The records below hold pictures; please leave those out and retype the rest exactly.

--- START ---

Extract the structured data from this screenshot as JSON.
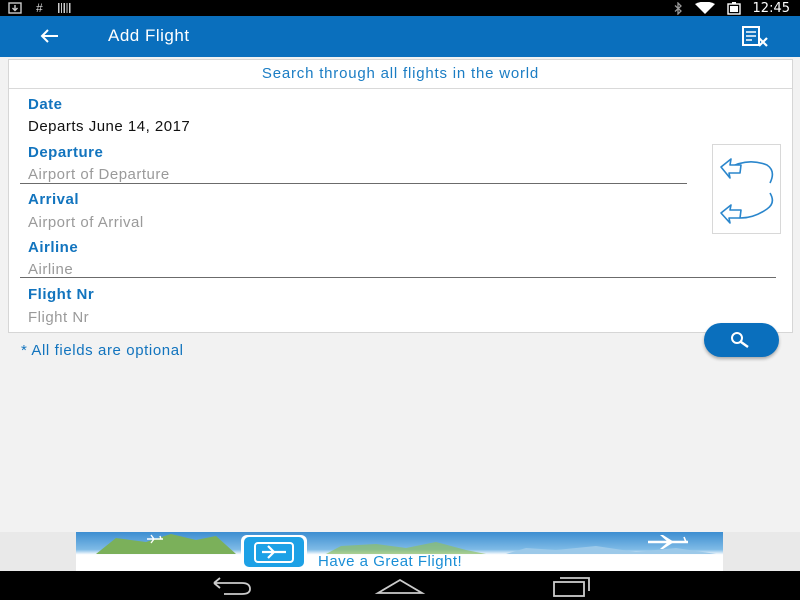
{
  "status_bar": {
    "left_icons": [
      "download-icon",
      "hash-icon",
      "barcode-icon"
    ],
    "right_icons": [
      "bluetooth-icon",
      "wifi-icon",
      "battery-icon"
    ],
    "time": "12:45"
  },
  "appbar": {
    "title": "Add Flight",
    "back_icon": "arrow-left-icon",
    "clear_icon": "clear-form-icon",
    "color": "#0a6fbd"
  },
  "form": {
    "headline": "Search through all flights in the world",
    "date_label": "Date",
    "date_value": "Departs June 14, 2017",
    "departure_label": "Departure",
    "departure_placeholder": "Airport of Departure",
    "arrival_label": "Arrival",
    "arrival_placeholder": "Airport of Arrival",
    "airline_label": "Airline",
    "airline_placeholder": "Airline",
    "flight_nr_label": "Flight Nr",
    "flight_nr_placeholder": "Flight Nr",
    "swap_icon": "swap-airports-icon",
    "note": "* All fields are optional"
  },
  "fab": {
    "icon": "search-icon"
  },
  "ad": {
    "text": "Have a Great Flight!",
    "icon": "airplane-icon"
  },
  "nav_bar": {
    "icons": [
      "back-nav-icon",
      "home-nav-icon",
      "recents-nav-icon"
    ]
  }
}
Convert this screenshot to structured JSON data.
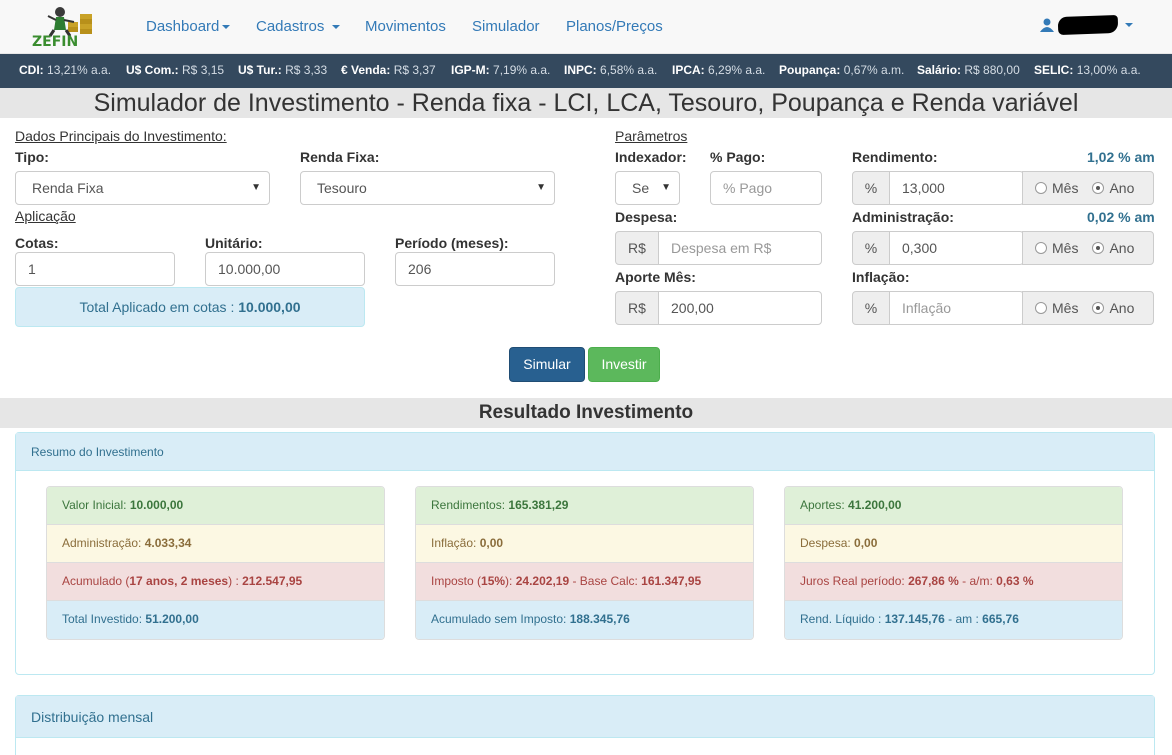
{
  "brand": {
    "name": "ZEFIN"
  },
  "nav": {
    "dashboard": "Dashboard",
    "cadastros": "Cadastros",
    "movimentos": "Movimentos",
    "simulador": "Simulador",
    "planos": "Planos/Preços"
  },
  "indices": [
    {
      "label": "CDI:",
      "value": "13,21% a.a."
    },
    {
      "label": "U$ Com.:",
      "value": "R$ 3,15"
    },
    {
      "label": "U$ Tur.:",
      "value": "R$ 3,33"
    },
    {
      "label": "€ Venda:",
      "value": "R$ 3,37"
    },
    {
      "label": "IGP-M:",
      "value": "7,19% a.a."
    },
    {
      "label": "INPC:",
      "value": "6,58% a.a."
    },
    {
      "label": "IPCA:",
      "value": "6,29% a.a."
    },
    {
      "label": "Poupança:",
      "value": "0,67% a.m."
    },
    {
      "label": "Salário:",
      "value": "R$ 880,00"
    },
    {
      "label": "SELIC:",
      "value": "13,00% a.a."
    }
  ],
  "title": "Simulador de Investimento - Renda fixa - LCI, LCA, Tesouro, Poupança e Renda variável",
  "principal": {
    "heading": "Dados Principais do Investimento:",
    "tipo_label": "Tipo:",
    "tipo_value": "Renda Fixa",
    "renda_label": "Renda Fixa:",
    "renda_value": "Tesouro",
    "aplicacao_heading": "Aplicação",
    "cotas_label": "Cotas:",
    "cotas_value": "1",
    "unitario_label": "Unitário:",
    "unitario_value": "10.000,00",
    "periodo_label": "Período (meses):",
    "periodo_value": "206",
    "total_prefix": "Total Aplicado em cotas :",
    "total_value": "10.000,00"
  },
  "params": {
    "heading": "Parâmetros",
    "indexador_label": "Indexador:",
    "indexador_value": "Se",
    "pago_label": "% Pago:",
    "pago_placeholder": "% Pago",
    "rendimento_label": "Rendimento:",
    "rendimento_rate": "1,02 % am",
    "rendimento_addon": "%",
    "rendimento_value": "13,000",
    "despesa_label": "Despesa:",
    "despesa_addon": "R$",
    "despesa_placeholder": "Despesa em R$",
    "admin_label": "Administração:",
    "admin_rate": "0,02 % am",
    "admin_addon": "%",
    "admin_value": "0,300",
    "aporte_label": "Aporte Mês:",
    "aporte_addon": "R$",
    "aporte_value": "200,00",
    "inflacao_label": "Inflação:",
    "inflacao_addon": "%",
    "inflacao_placeholder": "Inflação",
    "mes": "Mês",
    "ano": "Ano"
  },
  "buttons": {
    "simular": "Simular",
    "investir": "Investir"
  },
  "result": {
    "heading": "Resultado Investimento",
    "panel_title": "Resumo do Investimento",
    "col1": {
      "valor_inicial_label": "Valor Inicial:",
      "valor_inicial": "10.000,00",
      "admin_label": "Administração:",
      "admin": "4.033,34",
      "acum_label": "Acumulado (",
      "acum_period": "17 anos, 2 meses",
      "acum_sep": ") :",
      "acum": "212.547,95",
      "total_label": "Total Investido:",
      "total": "51.200,00"
    },
    "col2": {
      "rend_label": "Rendimentos:",
      "rend": "165.381,29",
      "infl_label": "Inflação:",
      "infl": "0,00",
      "imposto_label": "Imposto (",
      "imposto_pct": "15%",
      "imposto_sep": "):",
      "imposto": "24.202,19",
      "base_label": "- Base Calc:",
      "base": "161.347,95",
      "acum_si_label": "Acumulado sem Imposto:",
      "acum_si": "188.345,76"
    },
    "col3": {
      "aportes_label": "Aportes:",
      "aportes": "41.200,00",
      "despesa_label": "Despesa:",
      "despesa": "0,00",
      "juros_label": "Juros Real período:",
      "juros": "267,86 %",
      "juros_am_label": "- a/m:",
      "juros_am": "0,63 %",
      "liq_label": "Rend. Líquido :",
      "liq": "137.145,76",
      "liq_am_label": "- am :",
      "liq_am": "665,76"
    },
    "dist_title": "Distribuição mensal"
  }
}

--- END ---

§ **Result**
Extract the structured data from this screenshot as JSON.
{
  "status_bar": {
    "left_icons": [
      "download-icon",
      "hash-icon",
      "barcode-icon"
    ],
    "right_icons": [
      "bluetooth-icon",
      "wifi-icon",
      "battery-icon"
    ],
    "time": "12:45"
  },
  "appbar": {
    "title": "Add Flight",
    "back_icon": "arrow-left-icon",
    "clear_icon": "clear-form-icon",
    "color": "#0a6fbd"
  },
  "form": {
    "headline": "Search through all flights in the world",
    "date_label": "Date",
    "date_value": "Departs June 14, 2017",
    "departure_label": "Departure",
    "departure_placeholder": "Airport of Departure",
    "arrival_label": "Arrival",
    "arrival_placeholder": "Airport of Arrival",
    "airline_label": "Airline",
    "airline_placeholder": "Airline",
    "flight_nr_label": "Flight Nr",
    "flight_nr_placeholder": "Flight Nr",
    "swap_icon": "swap-airports-icon",
    "note": "* All fields are optional"
  },
  "fab": {
    "icon": "search-icon"
  },
  "ad": {
    "text": "Have a Great Flight!",
    "icon": "airplane-icon"
  },
  "nav_bar": {
    "icons": [
      "back-nav-icon",
      "home-nav-icon",
      "recents-nav-icon"
    ]
  }
}
Convert this screenshot to structured JSON data.
{
  "brand": {
    "name": "ZEFIN"
  },
  "nav": {
    "dashboard": "Dashboard",
    "cadastros": "Cadastros",
    "movimentos": "Movimentos",
    "simulador": "Simulador",
    "planos": "Planos/Preços"
  },
  "indices": [
    {
      "label": "CDI:",
      "value": "13,21% a.a."
    },
    {
      "label": "U$ Com.:",
      "value": "R$ 3,15"
    },
    {
      "label": "U$ Tur.:",
      "value": "R$ 3,33"
    },
    {
      "label": "€ Venda:",
      "value": "R$ 3,37"
    },
    {
      "label": "IGP-M:",
      "value": "7,19% a.a."
    },
    {
      "label": "INPC:",
      "value": "6,58% a.a."
    },
    {
      "label": "IPCA:",
      "value": "6,29% a.a."
    },
    {
      "label": "Poupança:",
      "value": "0,67% a.m."
    },
    {
      "label": "Salário:",
      "value": "R$ 880,00"
    },
    {
      "label": "SELIC:",
      "value": "13,00% a.a."
    }
  ],
  "title": "Simulador de Investimento - Renda fixa - LCI, LCA, Tesouro, Poupança e Renda variável",
  "principal": {
    "heading": "Dados Principais do Investimento:",
    "tipo_label": "Tipo:",
    "tipo_value": "Renda Fixa",
    "renda_label": "Renda Fixa:",
    "renda_value": "Tesouro",
    "aplicacao_heading": "Aplicação",
    "cotas_label": "Cotas:",
    "cotas_value": "1",
    "unitario_label": "Unitário:",
    "unitario_value": "10.000,00",
    "periodo_label": "Período (meses):",
    "periodo_value": "206",
    "total_prefix": "Total Aplicado em cotas :",
    "total_value": "10.000,00"
  },
  "params": {
    "heading": "Parâmetros",
    "indexador_label": "Indexador:",
    "indexador_value": "Se",
    "pago_label": "% Pago:",
    "pago_placeholder": "% Pago",
    "rendimento_label": "Rendimento:",
    "rendimento_rate": "1,02 % am",
    "rendimento_addon": "%",
    "rendimento_value": "13,000",
    "despesa_label": "Despesa:",
    "despesa_addon": "R$",
    "despesa_placeholder": "Despesa em R$",
    "admin_label": "Administração:",
    "admin_rate": "0,02 % am",
    "admin_addon": "%",
    "admin_value": "0,300",
    "aporte_label": "Aporte Mês:",
    "aporte_addon": "R$",
    "aporte_value": "200,00",
    "inflacao_label": "Inflação:",
    "inflacao_addon": "%",
    "inflacao_placeholder": "Inflação",
    "mes": "Mês",
    "ano": "Ano"
  },
  "buttons": {
    "simular": "Simular",
    "investir": "Investir"
  },
  "result": {
    "heading": "Resultado Investimento",
    "panel_title": "Resumo do Investimento",
    "col1": {
      "valor_inicial_label": "Valor Inicial:",
      "valor_inicial": "10.000,00",
      "admin_label": "Administração:",
      "admin": "4.033,34",
      "acum_label": "Acumulado (",
      "acum_period": "17 anos, 2 meses",
      "acum_sep": ") :",
      "acum": "212.547,95",
      "total_label": "Total Investido:",
      "total": "51.200,00"
    },
    "col2": {
      "rend_label": "Rendimentos:",
      "rend": "165.381,29",
      "infl_label": "Inflação:",
      "infl": "0,00",
      "imposto_label": "Imposto (",
      "imposto_pct": "15%",
      "imposto_sep": "):",
      "imposto": "24.202,19",
      "base_label": "- Base Calc:",
      "base": "161.347,95",
      "acum_si_label": "Acumulado sem Imposto:",
      "acum_si": "188.345,76"
    },
    "col3": {
      "aportes_label": "Aportes:",
      "aportes": "41.200,00",
      "despesa_label": "Despesa:",
      "despesa": "0,00",
      "juros_label": "Juros Real período:",
      "juros": "267,86 %",
      "juros_am_label": "- a/m:",
      "juros_am": "0,63 %",
      "liq_label": "Rend. Líquido :",
      "liq": "137.145,76",
      "liq_am_label": "- am :",
      "liq_am": "665,76"
    },
    "dist_title": "Distribuição mensal"
  }
}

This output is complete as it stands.